8. Bip Burger, Paris, France: I totally buy into the Ernest Hemingway quote, “If you are lucky enough to have lived in Paris as a young man, then wherever you go for the rest of your life it stays with you, for Paris is a moveable feast.” That said, when I studied in Paris, the nearest burger joint to my dorm was Bip Burger, which I’m pretty sure in retrospect was worse than McDonald’s. But I remember nights by myself heading up the avenue Charonne to grab a burger by myself and it has indeed stayed with me.
9. Local 111, Philmont, NY: Chef Josephine Proul has been serving a local grass-fed burger on her menu since I first went to this cozy restaurant in a former auto repair shop on a date with my now-wife almost a decade ago. Must have been a great burger, because we went back every time we visited this Columbia County town near Hudson, and eventually hired Proul to cater our wedding. (Sadly, we didn’t serve burgers.)
10. Knife, Dallas, TX: The memory is fuzzy, because Knife was my third dinner of the night (I was dining around with chefs, also from out of town), but I do know that we ordered like three different burgers, plus steaks, and I couldn’t stop eating. John Tesar is a meat master (and a highly opinionated man!). I’ll be back.

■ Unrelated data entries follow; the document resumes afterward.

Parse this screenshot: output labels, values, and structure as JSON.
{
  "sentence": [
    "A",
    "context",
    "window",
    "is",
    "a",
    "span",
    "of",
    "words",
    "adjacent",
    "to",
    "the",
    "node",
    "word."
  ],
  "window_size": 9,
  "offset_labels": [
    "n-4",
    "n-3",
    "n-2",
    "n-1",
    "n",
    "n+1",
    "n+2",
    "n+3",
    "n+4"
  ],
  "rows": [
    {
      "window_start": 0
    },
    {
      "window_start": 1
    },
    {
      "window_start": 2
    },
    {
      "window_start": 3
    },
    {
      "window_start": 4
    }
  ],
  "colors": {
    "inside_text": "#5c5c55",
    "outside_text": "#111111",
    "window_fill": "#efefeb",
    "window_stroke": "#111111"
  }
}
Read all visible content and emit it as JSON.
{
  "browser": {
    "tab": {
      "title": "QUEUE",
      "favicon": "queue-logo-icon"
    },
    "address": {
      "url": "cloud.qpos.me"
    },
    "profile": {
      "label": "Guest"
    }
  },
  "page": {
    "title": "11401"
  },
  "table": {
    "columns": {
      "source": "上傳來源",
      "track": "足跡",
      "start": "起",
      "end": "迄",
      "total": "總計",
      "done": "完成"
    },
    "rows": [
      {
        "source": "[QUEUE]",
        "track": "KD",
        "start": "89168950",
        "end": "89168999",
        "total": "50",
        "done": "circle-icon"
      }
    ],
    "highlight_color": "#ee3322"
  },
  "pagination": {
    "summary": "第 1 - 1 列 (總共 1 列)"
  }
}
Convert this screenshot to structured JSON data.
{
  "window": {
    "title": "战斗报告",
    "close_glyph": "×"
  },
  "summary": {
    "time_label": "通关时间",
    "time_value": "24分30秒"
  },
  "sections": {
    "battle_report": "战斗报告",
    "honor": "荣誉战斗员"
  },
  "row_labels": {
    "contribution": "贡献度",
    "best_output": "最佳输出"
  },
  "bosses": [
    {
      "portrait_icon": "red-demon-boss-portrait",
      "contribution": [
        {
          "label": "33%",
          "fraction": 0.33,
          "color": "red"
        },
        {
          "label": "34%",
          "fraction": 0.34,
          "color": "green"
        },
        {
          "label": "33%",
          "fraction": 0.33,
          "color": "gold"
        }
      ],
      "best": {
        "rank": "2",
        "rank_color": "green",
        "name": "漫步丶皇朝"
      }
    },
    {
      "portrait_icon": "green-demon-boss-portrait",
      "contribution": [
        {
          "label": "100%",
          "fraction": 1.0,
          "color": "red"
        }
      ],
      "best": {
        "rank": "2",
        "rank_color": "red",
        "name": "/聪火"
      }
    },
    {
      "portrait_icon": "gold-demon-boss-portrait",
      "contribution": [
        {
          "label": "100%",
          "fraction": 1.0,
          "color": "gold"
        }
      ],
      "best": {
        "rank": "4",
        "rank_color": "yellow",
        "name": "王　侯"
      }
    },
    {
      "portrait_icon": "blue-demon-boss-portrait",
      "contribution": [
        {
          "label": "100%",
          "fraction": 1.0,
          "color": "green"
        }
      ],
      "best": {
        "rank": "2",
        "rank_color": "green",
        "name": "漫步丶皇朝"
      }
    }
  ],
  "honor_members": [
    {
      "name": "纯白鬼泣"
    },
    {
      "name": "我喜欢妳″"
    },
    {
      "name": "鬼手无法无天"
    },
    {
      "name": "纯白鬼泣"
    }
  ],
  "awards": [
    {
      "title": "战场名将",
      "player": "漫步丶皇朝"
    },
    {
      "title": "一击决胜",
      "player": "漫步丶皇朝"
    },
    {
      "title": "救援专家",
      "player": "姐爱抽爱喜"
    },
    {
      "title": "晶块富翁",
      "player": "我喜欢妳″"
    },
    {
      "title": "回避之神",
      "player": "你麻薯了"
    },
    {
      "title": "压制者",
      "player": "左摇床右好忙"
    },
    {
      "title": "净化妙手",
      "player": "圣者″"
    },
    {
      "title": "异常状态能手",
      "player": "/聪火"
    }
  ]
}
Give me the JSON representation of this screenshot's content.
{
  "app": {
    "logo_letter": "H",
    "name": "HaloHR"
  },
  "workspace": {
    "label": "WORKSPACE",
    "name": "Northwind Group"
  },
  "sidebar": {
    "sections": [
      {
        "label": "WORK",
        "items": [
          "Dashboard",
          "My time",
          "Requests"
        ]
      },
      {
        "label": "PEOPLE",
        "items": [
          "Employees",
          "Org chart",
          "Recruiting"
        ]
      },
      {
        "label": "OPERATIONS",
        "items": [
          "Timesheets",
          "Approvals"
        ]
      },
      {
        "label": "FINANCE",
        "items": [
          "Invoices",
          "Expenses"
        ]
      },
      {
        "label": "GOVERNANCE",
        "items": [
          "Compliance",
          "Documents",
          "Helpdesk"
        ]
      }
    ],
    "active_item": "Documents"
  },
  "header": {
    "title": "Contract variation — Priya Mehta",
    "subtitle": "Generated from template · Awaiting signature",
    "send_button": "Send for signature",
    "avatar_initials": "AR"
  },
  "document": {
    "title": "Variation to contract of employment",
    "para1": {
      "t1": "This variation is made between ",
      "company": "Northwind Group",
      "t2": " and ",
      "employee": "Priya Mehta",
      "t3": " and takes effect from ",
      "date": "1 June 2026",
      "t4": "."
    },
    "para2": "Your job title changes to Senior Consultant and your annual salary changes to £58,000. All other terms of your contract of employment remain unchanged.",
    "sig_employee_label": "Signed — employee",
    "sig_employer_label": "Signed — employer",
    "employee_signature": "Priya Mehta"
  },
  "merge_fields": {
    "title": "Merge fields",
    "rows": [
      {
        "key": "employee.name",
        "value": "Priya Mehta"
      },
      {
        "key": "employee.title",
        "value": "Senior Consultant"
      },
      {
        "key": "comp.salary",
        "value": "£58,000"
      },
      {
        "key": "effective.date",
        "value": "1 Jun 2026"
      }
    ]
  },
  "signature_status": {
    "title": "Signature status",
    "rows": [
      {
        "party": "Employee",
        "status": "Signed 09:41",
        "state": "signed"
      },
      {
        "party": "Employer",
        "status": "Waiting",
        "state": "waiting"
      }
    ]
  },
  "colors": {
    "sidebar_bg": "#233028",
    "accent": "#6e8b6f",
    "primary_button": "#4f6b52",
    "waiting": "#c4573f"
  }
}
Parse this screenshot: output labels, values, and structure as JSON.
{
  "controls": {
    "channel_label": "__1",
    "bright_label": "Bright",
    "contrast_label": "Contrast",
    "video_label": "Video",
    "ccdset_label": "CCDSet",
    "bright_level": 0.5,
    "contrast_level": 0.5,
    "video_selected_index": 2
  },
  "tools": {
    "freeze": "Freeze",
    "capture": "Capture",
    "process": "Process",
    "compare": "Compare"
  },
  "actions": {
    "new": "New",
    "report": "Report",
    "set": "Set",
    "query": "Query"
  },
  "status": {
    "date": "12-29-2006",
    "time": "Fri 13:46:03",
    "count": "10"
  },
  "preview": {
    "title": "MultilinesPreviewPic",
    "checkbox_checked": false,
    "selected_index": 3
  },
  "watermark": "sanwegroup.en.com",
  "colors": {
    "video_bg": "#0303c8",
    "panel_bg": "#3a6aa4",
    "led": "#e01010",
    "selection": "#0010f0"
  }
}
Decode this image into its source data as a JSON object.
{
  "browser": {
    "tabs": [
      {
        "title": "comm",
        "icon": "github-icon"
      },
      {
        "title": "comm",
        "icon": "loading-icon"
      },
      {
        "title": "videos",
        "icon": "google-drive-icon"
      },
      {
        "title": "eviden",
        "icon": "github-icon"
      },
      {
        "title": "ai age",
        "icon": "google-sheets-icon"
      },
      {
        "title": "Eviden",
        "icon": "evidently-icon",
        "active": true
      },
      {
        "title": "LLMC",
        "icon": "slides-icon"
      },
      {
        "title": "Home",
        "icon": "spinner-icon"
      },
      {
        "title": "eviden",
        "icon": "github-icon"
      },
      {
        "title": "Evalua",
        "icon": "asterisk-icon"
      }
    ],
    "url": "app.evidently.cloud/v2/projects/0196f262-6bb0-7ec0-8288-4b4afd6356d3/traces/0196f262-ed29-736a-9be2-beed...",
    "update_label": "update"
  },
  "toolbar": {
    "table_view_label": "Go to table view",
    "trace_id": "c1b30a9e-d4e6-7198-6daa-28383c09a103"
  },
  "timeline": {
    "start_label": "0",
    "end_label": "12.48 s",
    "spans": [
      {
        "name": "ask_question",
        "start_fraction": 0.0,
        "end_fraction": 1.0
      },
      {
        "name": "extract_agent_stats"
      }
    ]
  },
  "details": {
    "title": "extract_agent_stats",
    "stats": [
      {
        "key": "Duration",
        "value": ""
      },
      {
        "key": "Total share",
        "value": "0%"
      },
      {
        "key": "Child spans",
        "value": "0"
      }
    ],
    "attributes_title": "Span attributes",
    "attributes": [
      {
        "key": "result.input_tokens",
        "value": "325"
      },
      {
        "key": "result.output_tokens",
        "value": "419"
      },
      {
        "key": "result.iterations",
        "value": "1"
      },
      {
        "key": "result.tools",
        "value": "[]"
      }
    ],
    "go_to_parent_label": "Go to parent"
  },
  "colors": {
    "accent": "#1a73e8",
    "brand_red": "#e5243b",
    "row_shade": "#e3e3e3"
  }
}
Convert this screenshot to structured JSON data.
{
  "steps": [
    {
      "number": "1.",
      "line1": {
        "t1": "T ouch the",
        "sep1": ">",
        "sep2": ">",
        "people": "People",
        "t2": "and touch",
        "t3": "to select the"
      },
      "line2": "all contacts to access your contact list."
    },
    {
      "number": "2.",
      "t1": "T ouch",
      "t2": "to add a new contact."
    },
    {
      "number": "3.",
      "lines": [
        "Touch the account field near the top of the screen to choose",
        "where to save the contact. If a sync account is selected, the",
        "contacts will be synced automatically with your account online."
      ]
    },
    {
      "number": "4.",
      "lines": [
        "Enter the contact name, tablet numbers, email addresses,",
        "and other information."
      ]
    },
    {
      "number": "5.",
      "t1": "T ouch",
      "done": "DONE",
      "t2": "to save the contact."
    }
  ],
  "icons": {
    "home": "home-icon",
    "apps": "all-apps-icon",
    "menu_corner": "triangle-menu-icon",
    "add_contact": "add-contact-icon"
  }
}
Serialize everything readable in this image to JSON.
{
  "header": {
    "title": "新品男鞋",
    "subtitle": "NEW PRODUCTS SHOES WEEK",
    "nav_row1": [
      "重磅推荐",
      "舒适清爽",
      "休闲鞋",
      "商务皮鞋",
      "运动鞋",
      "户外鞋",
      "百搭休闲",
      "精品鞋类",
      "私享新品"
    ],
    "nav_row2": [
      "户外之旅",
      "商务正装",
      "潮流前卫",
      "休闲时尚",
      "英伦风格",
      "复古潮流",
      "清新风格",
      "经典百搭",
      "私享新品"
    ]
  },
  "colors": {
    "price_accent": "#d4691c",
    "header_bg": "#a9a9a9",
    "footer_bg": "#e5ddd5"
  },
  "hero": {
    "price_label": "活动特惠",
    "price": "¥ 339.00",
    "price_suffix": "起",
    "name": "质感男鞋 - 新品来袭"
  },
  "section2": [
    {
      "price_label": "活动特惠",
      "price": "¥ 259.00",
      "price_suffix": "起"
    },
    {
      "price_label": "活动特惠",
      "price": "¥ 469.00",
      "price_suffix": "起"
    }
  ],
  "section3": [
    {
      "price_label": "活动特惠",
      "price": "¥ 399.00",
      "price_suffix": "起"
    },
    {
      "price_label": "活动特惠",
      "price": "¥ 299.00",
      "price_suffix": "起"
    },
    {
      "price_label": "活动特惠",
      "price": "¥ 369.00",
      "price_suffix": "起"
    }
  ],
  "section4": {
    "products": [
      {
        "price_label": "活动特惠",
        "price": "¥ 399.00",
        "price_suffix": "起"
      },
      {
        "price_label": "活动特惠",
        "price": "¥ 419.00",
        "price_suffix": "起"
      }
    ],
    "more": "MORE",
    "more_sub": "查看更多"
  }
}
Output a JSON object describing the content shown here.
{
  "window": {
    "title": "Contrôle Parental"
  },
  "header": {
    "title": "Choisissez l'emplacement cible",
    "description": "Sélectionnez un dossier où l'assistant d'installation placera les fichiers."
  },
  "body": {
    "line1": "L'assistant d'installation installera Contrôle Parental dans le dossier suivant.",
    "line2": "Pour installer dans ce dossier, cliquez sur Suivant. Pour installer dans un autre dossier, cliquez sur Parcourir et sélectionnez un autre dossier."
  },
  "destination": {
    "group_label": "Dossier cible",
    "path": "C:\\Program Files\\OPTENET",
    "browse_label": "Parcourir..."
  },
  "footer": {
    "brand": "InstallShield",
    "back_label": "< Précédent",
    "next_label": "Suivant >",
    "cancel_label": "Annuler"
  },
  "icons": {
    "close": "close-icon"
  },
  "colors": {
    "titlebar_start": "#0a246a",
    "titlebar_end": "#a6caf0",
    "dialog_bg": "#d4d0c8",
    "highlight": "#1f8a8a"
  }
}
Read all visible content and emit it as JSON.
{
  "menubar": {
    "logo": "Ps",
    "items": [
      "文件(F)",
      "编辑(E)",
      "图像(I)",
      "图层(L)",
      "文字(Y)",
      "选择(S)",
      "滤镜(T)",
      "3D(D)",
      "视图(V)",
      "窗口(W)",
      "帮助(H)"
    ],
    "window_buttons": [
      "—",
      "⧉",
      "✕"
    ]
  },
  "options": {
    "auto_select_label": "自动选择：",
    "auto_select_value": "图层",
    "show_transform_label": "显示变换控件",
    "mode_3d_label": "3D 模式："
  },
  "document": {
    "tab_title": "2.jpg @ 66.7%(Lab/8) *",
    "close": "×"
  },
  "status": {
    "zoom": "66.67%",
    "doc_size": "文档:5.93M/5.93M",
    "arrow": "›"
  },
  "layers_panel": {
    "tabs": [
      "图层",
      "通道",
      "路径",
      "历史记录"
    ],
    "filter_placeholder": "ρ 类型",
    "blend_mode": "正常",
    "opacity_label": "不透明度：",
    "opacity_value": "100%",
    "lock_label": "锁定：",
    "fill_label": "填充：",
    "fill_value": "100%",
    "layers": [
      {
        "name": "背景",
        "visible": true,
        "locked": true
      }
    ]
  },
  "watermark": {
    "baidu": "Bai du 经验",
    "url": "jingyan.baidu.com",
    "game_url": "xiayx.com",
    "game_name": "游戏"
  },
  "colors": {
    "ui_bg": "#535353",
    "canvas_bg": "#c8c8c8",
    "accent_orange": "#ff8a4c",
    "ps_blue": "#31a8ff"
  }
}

11. In-N-Out, West Hollywood, CA: My go-to New Yorker move during a dabble in bicoastal living was to fly to LAX, rent a car and drive to this location of the iconic chain, where I’d order a double-double with fries and get satisfied every time. I won’t engage in the Shake Shack debate — I like the Shack, usually — but this is about memories, and my In-N-Out memories have lasted a long time.
This post has been updated to remove the Spotted Pig’s burger.